Developers should not have admin rights to a production database. They should not be able to disable triggers because they should not have the rights on prod to do anything except select.
What is the problem with the trigger(s) that people feel the need to disable it? It is badly written? Does it not handle multiple rows correctly? Does it prevent something from happening that they need to happen?
In this situation, we have documentation on how to deal with getting around the trigger, rather than disabling it (i.e. set a flag) but obviously certain developers know better.
This indicates to me that the trigger itself is a problem. Rewrite it so there does not need to be a workaround.
Based on a comment
Add an over-ride trigger field to your data. When you want to override it, send in a value of 1, if the inserted table has a value of one, then have an if stament that ignores the parts of the trigger you need ignored for those records but that then goes on and does the other trigger operations.

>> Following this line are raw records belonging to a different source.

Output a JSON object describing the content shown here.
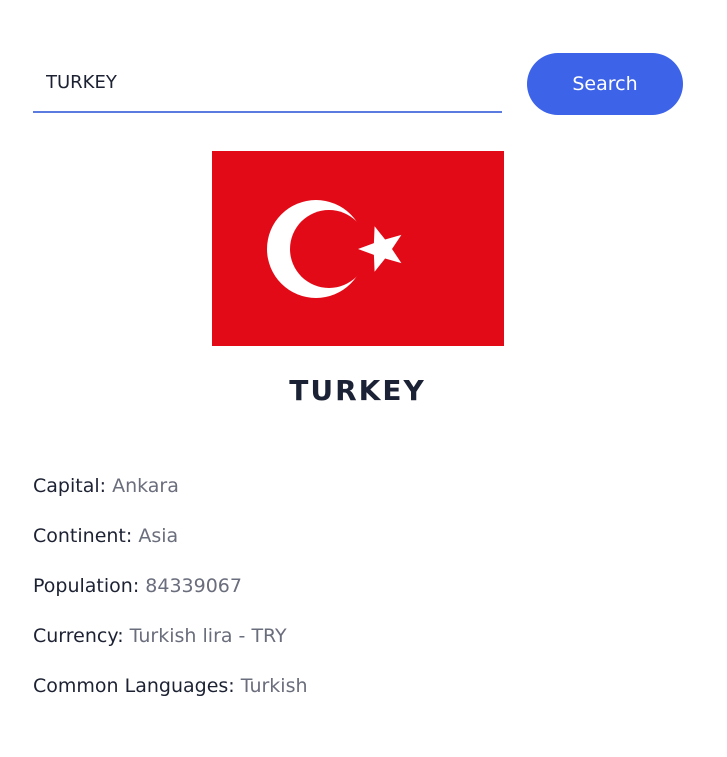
{
  "search": {
    "value": "TURKEY",
    "button_label": "Search"
  },
  "country": {
    "name": "TURKEY",
    "flag": {
      "icon": "turkey-flag-icon",
      "background_color": "#e30a17",
      "symbol_color": "#ffffff"
    }
  },
  "details": [
    {
      "label": "Capital:",
      "value": "Ankara"
    },
    {
      "label": "Continent:",
      "value": "Asia"
    },
    {
      "label": "Population:",
      "value": "84339067"
    },
    {
      "label": "Currency:",
      "value": "Turkish lira - TRY"
    },
    {
      "label": "Common Languages:",
      "value": "Turkish"
    }
  ],
  "colors": {
    "accent": "#3d63e8",
    "text": "#1d2233",
    "muted": "#6a6d7c"
  }
}
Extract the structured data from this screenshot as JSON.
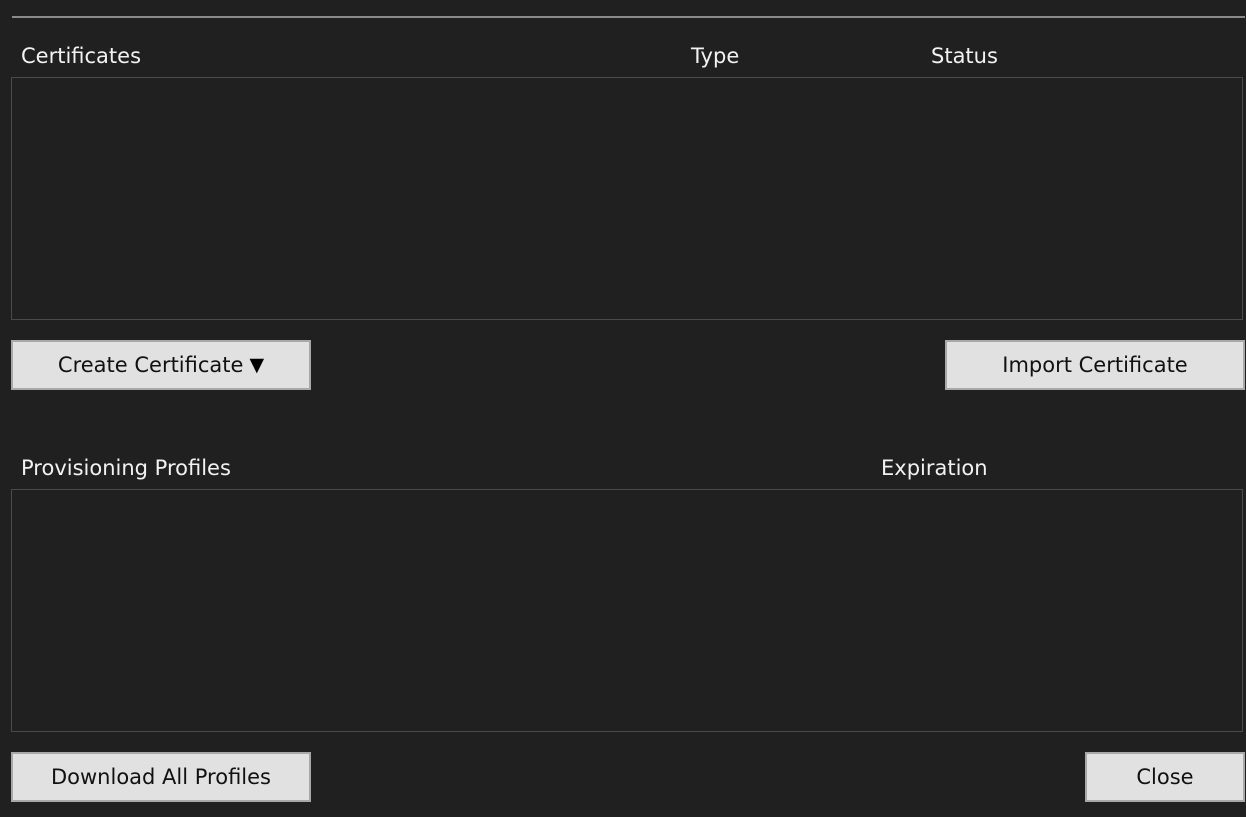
{
  "certificates": {
    "headers": {
      "name": "Certificates",
      "type": "Type",
      "status": "Status"
    },
    "rows": []
  },
  "buttons": {
    "create_certificate": "Create Certificate",
    "create_certificate_arrow": "▼",
    "import_certificate": "Import Certificate",
    "download_all_profiles": "Download All Profiles",
    "close": "Close"
  },
  "provisioning_profiles": {
    "headers": {
      "name": "Provisioning Profiles",
      "expiration": "Expiration"
    },
    "rows": []
  },
  "icons": {
    "dropdown_arrow": "chevron-down-icon"
  },
  "colors": {
    "background": "#202020",
    "text": "#f2f2f2",
    "button_bg": "#e1e1e1",
    "button_border": "#a8a8a8",
    "list_border": "#4a4a4a",
    "divider": "#8a8a8a"
  }
}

At the end reset the value of the override field to null.
Alternatively, put the audit triggers in separate triggers, so when they disable the one they need to temporarily disable, the audit triggers still run.

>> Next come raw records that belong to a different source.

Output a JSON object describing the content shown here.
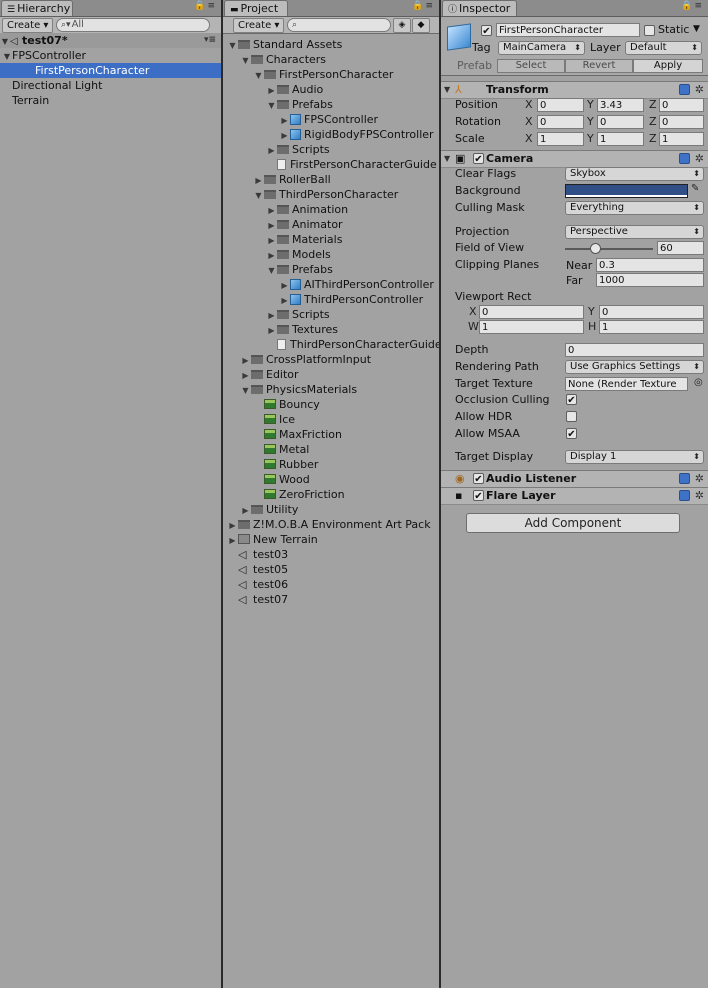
{
  "hierarchy": {
    "tab": "Hierarchy",
    "create": "Create",
    "search_placeholder": "All",
    "scene": "test07*",
    "items": [
      {
        "label": "FPSController",
        "depth": 1,
        "expanded": true
      },
      {
        "label": "FirstPersonCharacter",
        "depth": 2,
        "selected": true
      },
      {
        "label": "Directional Light",
        "depth": 1
      },
      {
        "label": "Terrain",
        "depth": 1
      }
    ]
  },
  "project": {
    "tab": "Project",
    "create": "Create",
    "items": [
      {
        "label": "Standard Assets",
        "kind": "folder",
        "depth": 0,
        "arrow": "down"
      },
      {
        "label": "Characters",
        "kind": "folder",
        "depth": 1,
        "arrow": "down"
      },
      {
        "label": "FirstPersonCharacter",
        "kind": "folder",
        "depth": 2,
        "arrow": "down"
      },
      {
        "label": "Audio",
        "kind": "folder",
        "depth": 3,
        "arrow": "right"
      },
      {
        "label": "Prefabs",
        "kind": "folder",
        "depth": 3,
        "arrow": "down"
      },
      {
        "label": "FPSController",
        "kind": "prefab",
        "depth": 4,
        "arrow": "right"
      },
      {
        "label": "RigidBodyFPSController",
        "kind": "prefab",
        "depth": 4,
        "arrow": "right"
      },
      {
        "label": "Scripts",
        "kind": "folder",
        "depth": 3,
        "arrow": "right"
      },
      {
        "label": "FirstPersonCharacterGuide",
        "kind": "doc",
        "depth": 3,
        "arrow": ""
      },
      {
        "label": "RollerBall",
        "kind": "folder",
        "depth": 2,
        "arrow": "right"
      },
      {
        "label": "ThirdPersonCharacter",
        "kind": "folder",
        "depth": 2,
        "arrow": "down"
      },
      {
        "label": "Animation",
        "kind": "folder",
        "depth": 3,
        "arrow": "right"
      },
      {
        "label": "Animator",
        "kind": "folder",
        "depth": 3,
        "arrow": "right"
      },
      {
        "label": "Materials",
        "kind": "folder",
        "depth": 3,
        "arrow": "right"
      },
      {
        "label": "Models",
        "kind": "folder",
        "depth": 3,
        "arrow": "right"
      },
      {
        "label": "Prefabs",
        "kind": "folder",
        "depth": 3,
        "arrow": "down"
      },
      {
        "label": "AIThirdPersonController",
        "kind": "prefab",
        "depth": 4,
        "arrow": "right"
      },
      {
        "label": "ThirdPersonController",
        "kind": "prefab",
        "depth": 4,
        "arrow": "right"
      },
      {
        "label": "Scripts",
        "kind": "folder",
        "depth": 3,
        "arrow": "right"
      },
      {
        "label": "Textures",
        "kind": "folder",
        "depth": 3,
        "arrow": "right"
      },
      {
        "label": "ThirdPersonCharacterGuide",
        "kind": "doc",
        "depth": 3,
        "arrow": ""
      },
      {
        "label": "CrossPlatformInput",
        "kind": "folder",
        "depth": 1,
        "arrow": "right"
      },
      {
        "label": "Editor",
        "kind": "folder",
        "depth": 1,
        "arrow": "right"
      },
      {
        "label": "PhysicsMaterials",
        "kind": "folder",
        "depth": 1,
        "arrow": "down"
      },
      {
        "label": "Bouncy",
        "kind": "phys",
        "depth": 2,
        "arrow": ""
      },
      {
        "label": "Ice",
        "kind": "phys",
        "depth": 2,
        "arrow": ""
      },
      {
        "label": "MaxFriction",
        "kind": "phys",
        "depth": 2,
        "arrow": ""
      },
      {
        "label": "Metal",
        "kind": "phys",
        "depth": 2,
        "arrow": ""
      },
      {
        "label": "Rubber",
        "kind": "phys",
        "depth": 2,
        "arrow": ""
      },
      {
        "label": "Wood",
        "kind": "phys",
        "depth": 2,
        "arrow": ""
      },
      {
        "label": "ZeroFriction",
        "kind": "phys",
        "depth": 2,
        "arrow": ""
      },
      {
        "label": "Utility",
        "kind": "folder",
        "depth": 1,
        "arrow": "right"
      },
      {
        "label": "Z!M.O.B.A Environment Art Pack",
        "kind": "folder",
        "depth": 0,
        "arrow": "right"
      },
      {
        "label": "New Terrain",
        "kind": "terrain",
        "depth": 0,
        "arrow": "right"
      },
      {
        "label": "test03",
        "kind": "scene",
        "depth": 0,
        "arrow": ""
      },
      {
        "label": "test05",
        "kind": "scene",
        "depth": 0,
        "arrow": ""
      },
      {
        "label": "test06",
        "kind": "scene",
        "depth": 0,
        "arrow": ""
      },
      {
        "label": "test07",
        "kind": "scene",
        "depth": 0,
        "arrow": ""
      }
    ]
  },
  "inspector": {
    "tab": "Inspector",
    "object_name": "FirstPersonCharacter",
    "static_label": "Static",
    "tag_label": "Tag",
    "tag_value": "MainCamera",
    "layer_label": "Layer",
    "layer_value": "Default",
    "prefab_label": "Prefab",
    "prefab_select": "Select",
    "prefab_revert": "Revert",
    "prefab_apply": "Apply",
    "transform": {
      "title": "Transform",
      "position_label": "Position",
      "position": {
        "x": "0",
        "y": "3.43",
        "z": "0"
      },
      "rotation_label": "Rotation",
      "rotation": {
        "x": "0",
        "y": "0",
        "z": "0"
      },
      "scale_label": "Scale",
      "scale": {
        "x": "1",
        "y": "1",
        "z": "1"
      }
    },
    "camera": {
      "title": "Camera",
      "clear_flags_label": "Clear Flags",
      "clear_flags": "Skybox",
      "background_label": "Background",
      "background_color": "#2f4f86",
      "culling_mask_label": "Culling Mask",
      "culling_mask": "Everything",
      "projection_label": "Projection",
      "projection": "Perspective",
      "fov_label": "Field of View",
      "fov": "60",
      "clipping_label": "Clipping Planes",
      "near_label": "Near",
      "near": "0.3",
      "far_label": "Far",
      "far": "1000",
      "viewport_label": "Viewport Rect",
      "vp_x": "0",
      "vp_y": "0",
      "vp_w": "1",
      "vp_h": "1",
      "depth_label": "Depth",
      "depth": "0",
      "rendering_path_label": "Rendering Path",
      "rendering_path": "Use Graphics Settings",
      "target_texture_label": "Target Texture",
      "target_texture": "None (Render Texture",
      "occlusion_label": "Occlusion Culling",
      "occlusion": true,
      "hdr_label": "Allow HDR",
      "hdr": false,
      "msaa_label": "Allow MSAA",
      "msaa": true,
      "target_display_label": "Target Display",
      "target_display": "Display 1"
    },
    "audio_listener": {
      "title": "Audio Listener"
    },
    "flare_layer": {
      "title": "Flare Layer"
    },
    "add_component": "Add Component"
  }
}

Or take the "sometimes we run it stuff" out of the trigger altogether and add it to the processes that insert records where you want it to run and not to the others.